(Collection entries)
========

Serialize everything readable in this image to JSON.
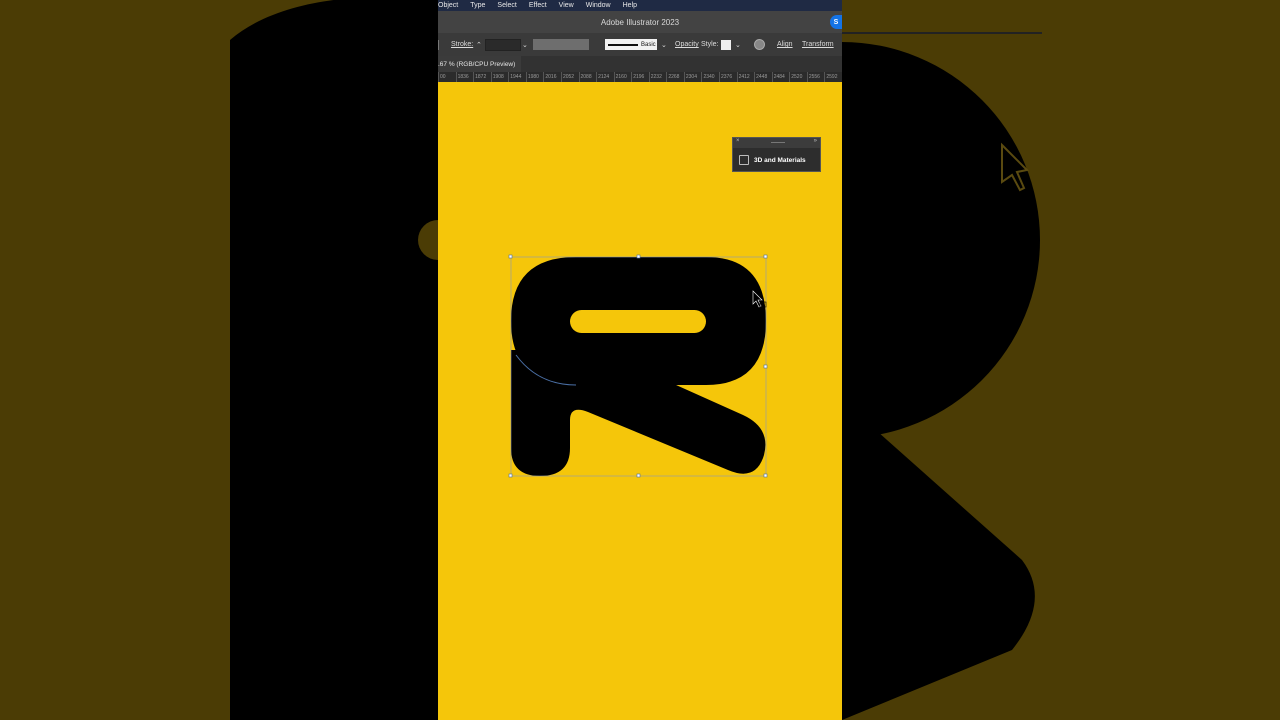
{
  "menu": [
    "Object",
    "Type",
    "Select",
    "Effect",
    "View",
    "Window",
    "Help"
  ],
  "app_title": "Adobe Illustrator 2023",
  "share_label": "S",
  "control": {
    "stroke_label": "Stroke:",
    "brush_label": "Basic",
    "opacity_label": "Opacity",
    "style_label": "Style:",
    "align_label": "Align",
    "transform_label": "Transform"
  },
  "doc_tab": ".67 % (RGB/CPU Preview)",
  "ruler_ticks": [
    "00",
    "1836",
    "1872",
    "1908",
    "1944",
    "1980",
    "2016",
    "2052",
    "2088",
    "2124",
    "2160",
    "2196",
    "2232",
    "2268",
    "2304",
    "2340",
    "2376",
    "2412",
    "2448",
    "2484",
    "2520",
    "2556",
    "2592"
  ],
  "panel": {
    "title": "3D and Materials"
  },
  "colors": {
    "canvas": "#f5c60a",
    "artwork": "#000000",
    "selection": "#4a6fa5"
  }
}
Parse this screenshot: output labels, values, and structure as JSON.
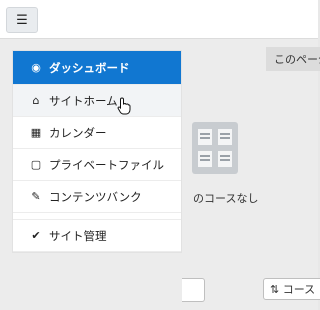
{
  "topbar": {
    "menu_icon": "☰"
  },
  "sidebar": {
    "items": [
      {
        "label": "ダッシュボード",
        "icon": "tachometer-icon",
        "glyph": "◉"
      },
      {
        "label": "サイトホーム",
        "icon": "home-icon",
        "glyph": "⌂"
      },
      {
        "label": "カレンダー",
        "icon": "calendar-icon",
        "glyph": "▦"
      },
      {
        "label": "プライベートファイル",
        "icon": "file-icon",
        "glyph": "▢"
      },
      {
        "label": "コンテンツバンク",
        "icon": "paintbrush-icon",
        "glyph": "✎"
      },
      {
        "label": "サイト管理",
        "icon": "wrench-icon",
        "glyph": "✔"
      }
    ]
  },
  "main": {
    "page_button": "このページ",
    "empty_text": "のコースなし",
    "course_button": "⇅ コース"
  },
  "colors": {
    "accent": "#1177d1"
  }
}
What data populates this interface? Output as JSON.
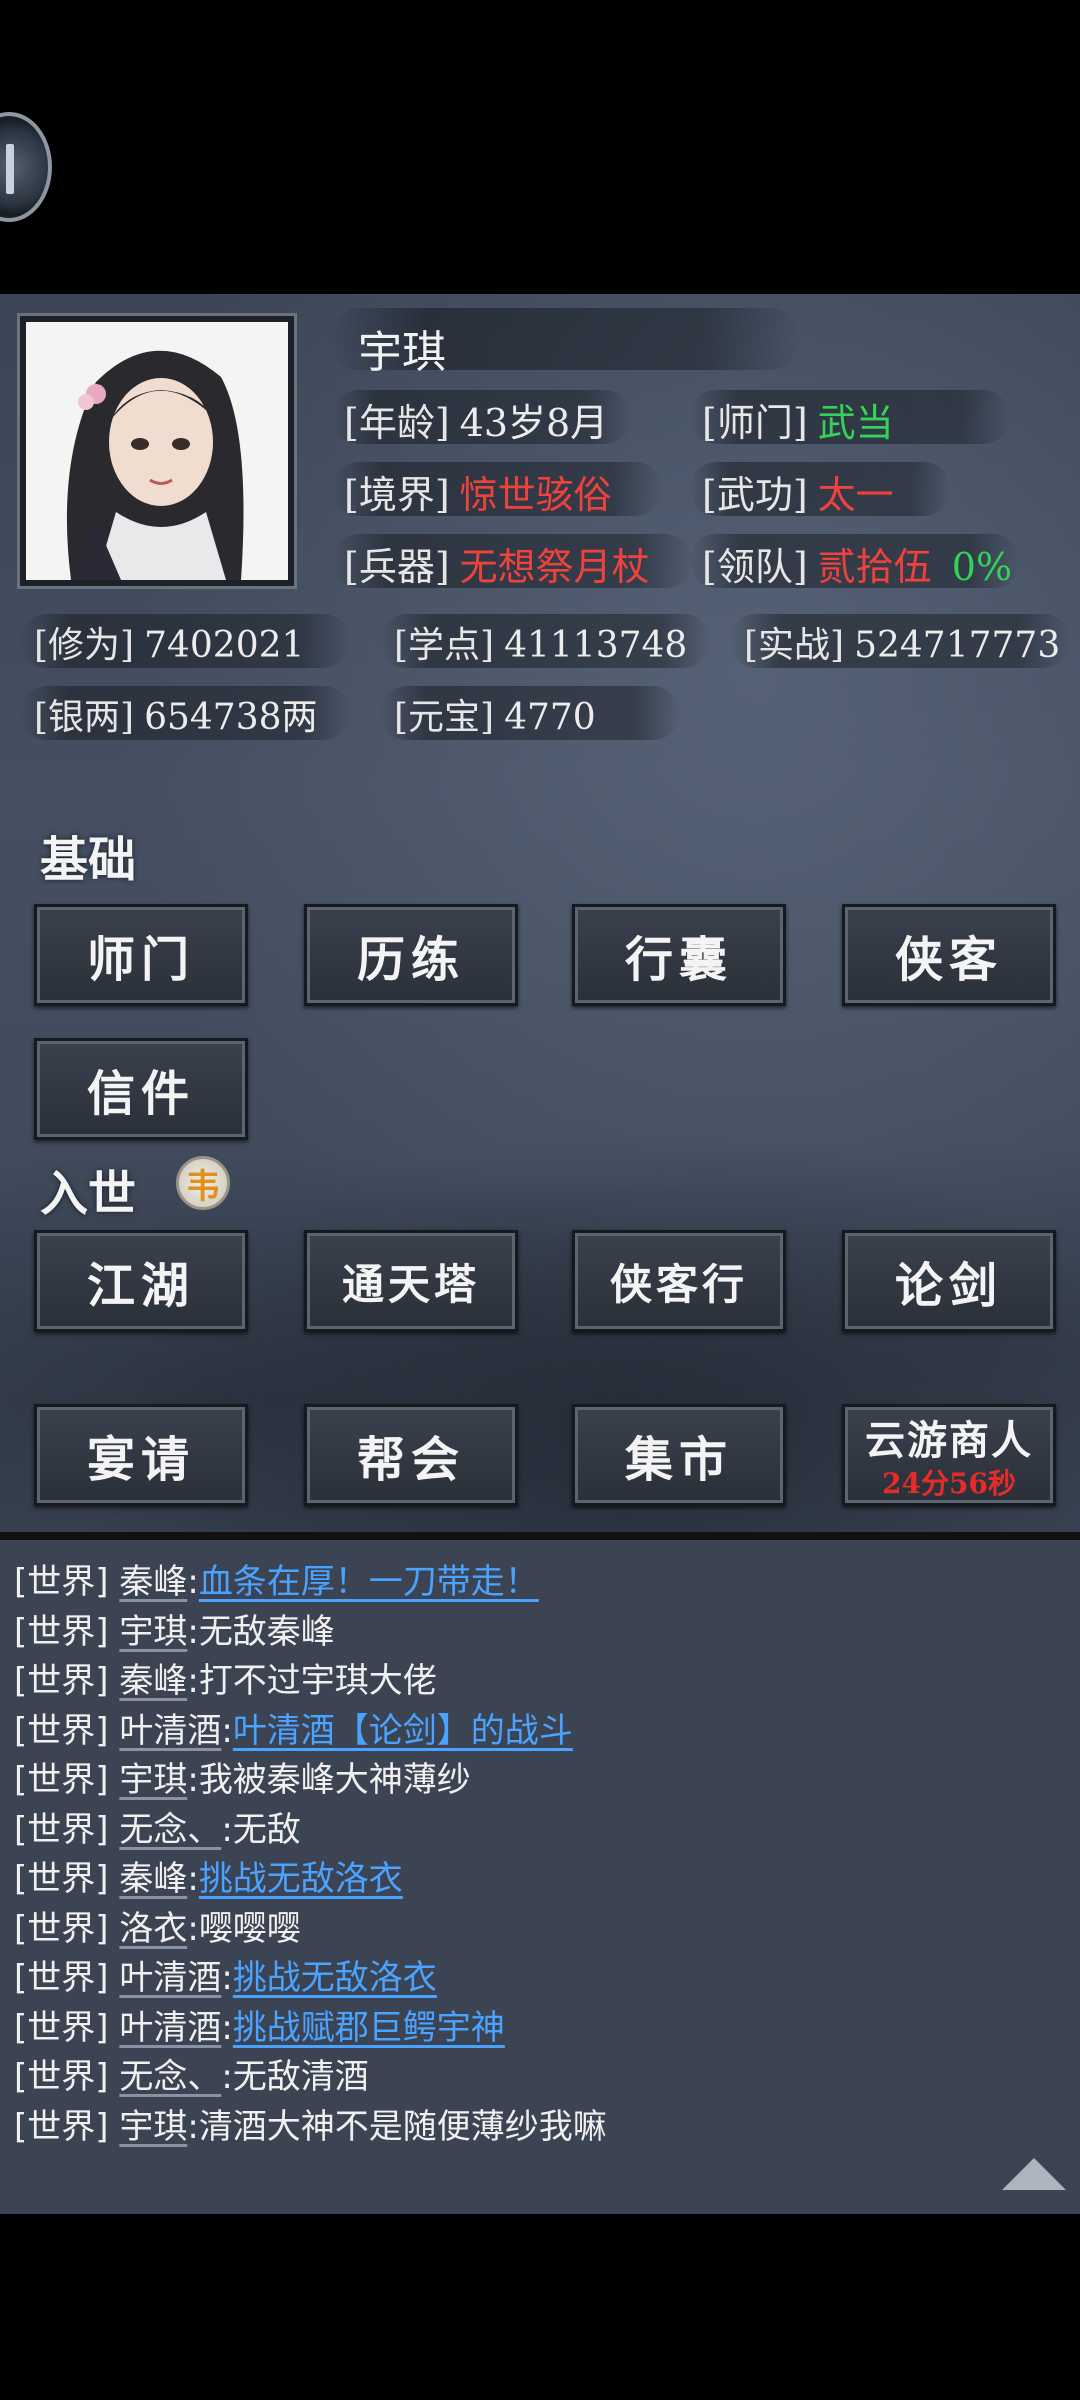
{
  "profile": {
    "name": "宇琪",
    "age_label": "[年龄]",
    "age_value": "43岁8月",
    "sect_label": "[师门]",
    "sect_value": "武当",
    "realm_label": "[境界]",
    "realm_value": "惊世骇俗",
    "skill_label": "[武功]",
    "skill_value": "太一",
    "weapon_label": "[兵器]",
    "weapon_value": "无想祭月杖",
    "team_label": "[领队]",
    "team_value": "贰拾伍",
    "team_pct": "0%",
    "cultivation_label": "[修为]",
    "cultivation_value": "7402021",
    "points_label": "[学点]",
    "points_value": "41113748",
    "combat_label": "[实战]",
    "combat_value": "524717773",
    "silver_label": "[银两]",
    "silver_value": "654738两",
    "ingot_label": "[元宝]",
    "ingot_value": "4770"
  },
  "basic": {
    "title": "基础",
    "buttons": [
      "师门",
      "历练",
      "行囊",
      "侠客",
      "信件"
    ]
  },
  "world": {
    "title": "入世",
    "badge": "韦",
    "buttons": [
      "江湖",
      "通天塔",
      "侠客行",
      "论剑",
      "宴请",
      "帮会",
      "集市"
    ],
    "merchant": {
      "label": "云游商人",
      "timer": "24分56秒"
    }
  },
  "chat": {
    "messages": [
      {
        "channel": "[世界]",
        "name": "秦峰",
        "sep": ":",
        "text": "血条在厚！一刀带走！",
        "link": true
      },
      {
        "channel": "[世界]",
        "name": "宇琪",
        "sep": ":",
        "text": "无敌秦峰",
        "link": false
      },
      {
        "channel": "[世界]",
        "name": "秦峰",
        "sep": ":",
        "text": "打不过宇琪大佬",
        "link": false
      },
      {
        "channel": "[世界]",
        "name": "叶清酒",
        "sep": ":",
        "text": "叶清酒【论剑】的战斗",
        "link": true
      },
      {
        "channel": "[世界]",
        "name": "宇琪",
        "sep": ":",
        "text": "我被秦峰大神薄纱",
        "link": false
      },
      {
        "channel": "[世界]",
        "name": "无念、",
        "sep": ":",
        "text": "无敌",
        "link": false
      },
      {
        "channel": "[世界]",
        "name": "秦峰",
        "sep": ":",
        "text": "挑战无敌洛衣",
        "link": true
      },
      {
        "channel": "[世界]",
        "name": "洛衣",
        "sep": ":",
        "text": "嘤嘤嘤",
        "link": false
      },
      {
        "channel": "[世界]",
        "name": "叶清酒",
        "sep": ":",
        "text": "挑战无敌洛衣",
        "link": true
      },
      {
        "channel": "[世界]",
        "name": "叶清酒",
        "sep": ":",
        "text": "挑战赋郡巨鳄宇神",
        "link": true
      },
      {
        "channel": "[世界]",
        "name": "无念、",
        "sep": ":",
        "text": "无敌清酒",
        "link": false
      },
      {
        "channel": "[世界]",
        "name": "宇琪",
        "sep": ":",
        "text": "清酒大神不是随便薄纱我嘛",
        "link": false
      }
    ]
  },
  "colors": {
    "red": "#f0423c",
    "green": "#33d35a",
    "link": "#4aa3ff"
  }
}
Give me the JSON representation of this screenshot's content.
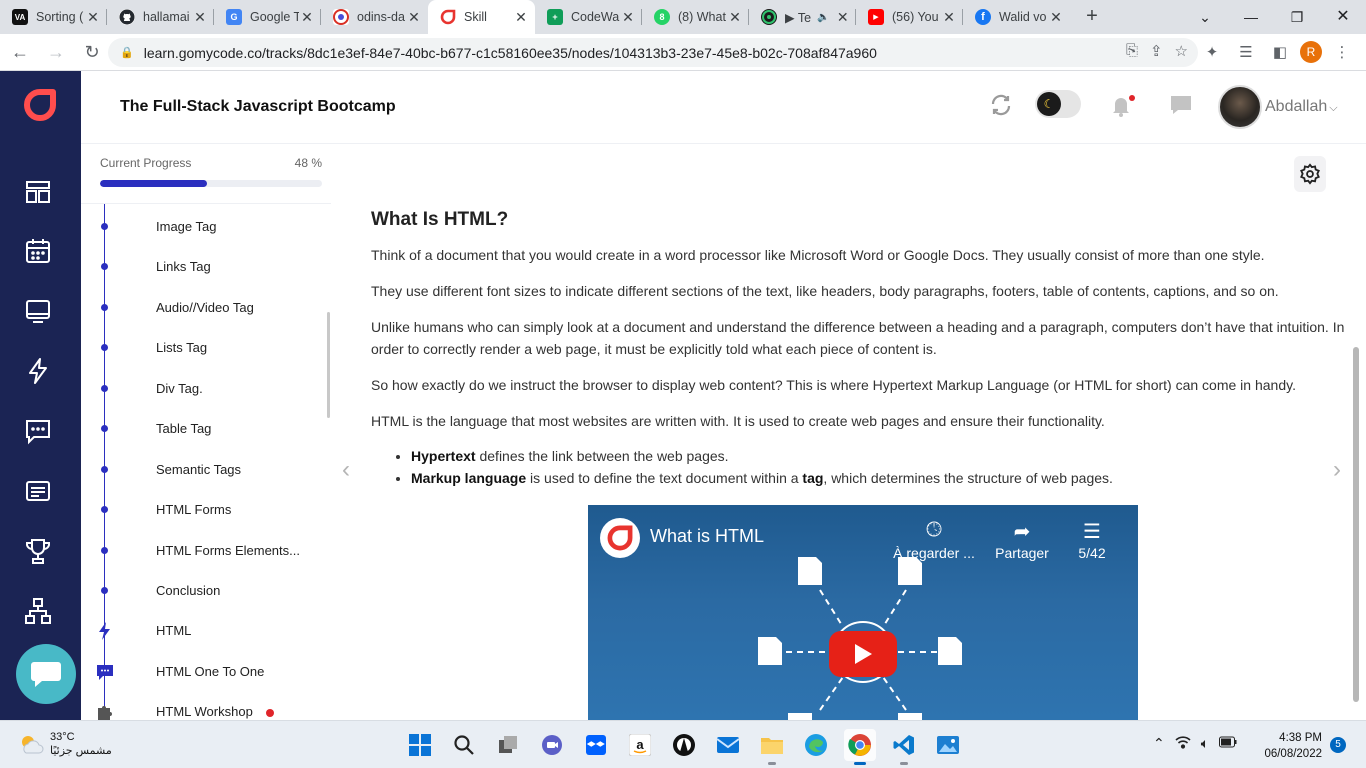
{
  "browser": {
    "tabs": [
      {
        "title": "Sorting (",
        "favicon": "visualgo-icon",
        "color": "#111111",
        "glyph": "VA"
      },
      {
        "title": "hallamai",
        "favicon": "github-icon",
        "color": "#24292f",
        "glyph": ""
      },
      {
        "title": "Google T",
        "favicon": "google-translate-icon",
        "color": "#4285f4",
        "glyph": "G"
      },
      {
        "title": "odins-da",
        "favicon": "codepen-icon",
        "color": "#4a4fd8",
        "glyph": ""
      },
      {
        "title": "Skill",
        "favicon": "gomycode-icon",
        "color": "#e8342f",
        "glyph": ""
      },
      {
        "title": "CodeWa",
        "favicon": "sheets-icon",
        "color": "#0f9d58",
        "glyph": "+"
      },
      {
        "title": "(8) What",
        "favicon": "whatsapp-icon",
        "color": "#25d366",
        "glyph": "8"
      },
      {
        "title": "▶ Te",
        "favicon": "media-icon",
        "color": "#1b1b1b",
        "glyph": "",
        "muted": "🔈"
      },
      {
        "title": "(56) You",
        "favicon": "youtube-icon",
        "color": "#ff0000",
        "glyph": "▶"
      },
      {
        "title": "Walid vo",
        "favicon": "facebook-icon",
        "color": "#1877f2",
        "glyph": "f"
      }
    ],
    "url": "learn.gomycode.co/tracks/8dc1e3ef-84e7-40bc-b677-c1c58160ee35/nodes/104313b3-23e7-45e8-b02c-708af847a960",
    "profile_initial": "R"
  },
  "header": {
    "course_title": "The Full-Stack Javascript Bootcamp",
    "username": "Abdallah"
  },
  "progress": {
    "label": "Current Progress",
    "value_text": "48 %",
    "percent": 48
  },
  "lessons": [
    {
      "label": "Image Tag",
      "kind": "dot"
    },
    {
      "label": "Links Tag",
      "kind": "dot"
    },
    {
      "label": "Audio//Video Tag",
      "kind": "dot"
    },
    {
      "label": "Lists Tag",
      "kind": "dot"
    },
    {
      "label": "Div Tag.",
      "kind": "dot"
    },
    {
      "label": "Table Tag",
      "kind": "dot"
    },
    {
      "label": "Semantic Tags",
      "kind": "dot"
    },
    {
      "label": "HTML Forms",
      "kind": "dot"
    },
    {
      "label": "HTML Forms Elements...",
      "kind": "dot"
    },
    {
      "label": "Conclusion",
      "kind": "dot"
    },
    {
      "label": "HTML",
      "kind": "lightning-icon"
    },
    {
      "label": "HTML One To One",
      "kind": "chat-icon"
    },
    {
      "label": "HTML Workshop",
      "kind": "puzzle-icon",
      "badge": true
    }
  ],
  "content": {
    "title": "What Is HTML?",
    "paragraphs": [
      "Think of a document that you would create in a word processor like Microsoft Word or Google Docs. They usually consist of more than one style.",
      "They use different font sizes to indicate different sections of the text, like headers, body paragraphs, footers, table of contents, captions, and so on.",
      "Unlike humans who can simply look at a document and understand the difference between a heading and a paragraph, computers don’t have that intuition. In order to correctly render a web page, it must be explicitly told what each piece of content is.",
      "So how exactly do we instruct the browser to display web content? This is where Hypertext Markup Language (or HTML for short) can come in handy.",
      "HTML is the language that most websites are written with. It is used to create web pages and ensure their functionality."
    ],
    "bullets": [
      {
        "term": "Hypertext",
        "text": " defines the link between the web pages."
      },
      {
        "term": "Markup language",
        "text_a": " is used to define the text document within a ",
        "bold": "tag",
        "text_b": ", which determines the structure of web pages."
      }
    ]
  },
  "video": {
    "title": "What is HTML",
    "watch_later": "À regarder ...",
    "share": "Partager",
    "playlist": "5/42"
  },
  "taskbar": {
    "temperature": "33°C",
    "weather_text": "مشمس جزئيًا",
    "time": "4:38 PM",
    "date": "06/08/2022",
    "notifications": "5"
  }
}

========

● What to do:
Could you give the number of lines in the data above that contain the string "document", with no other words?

● Solution to this problem:
3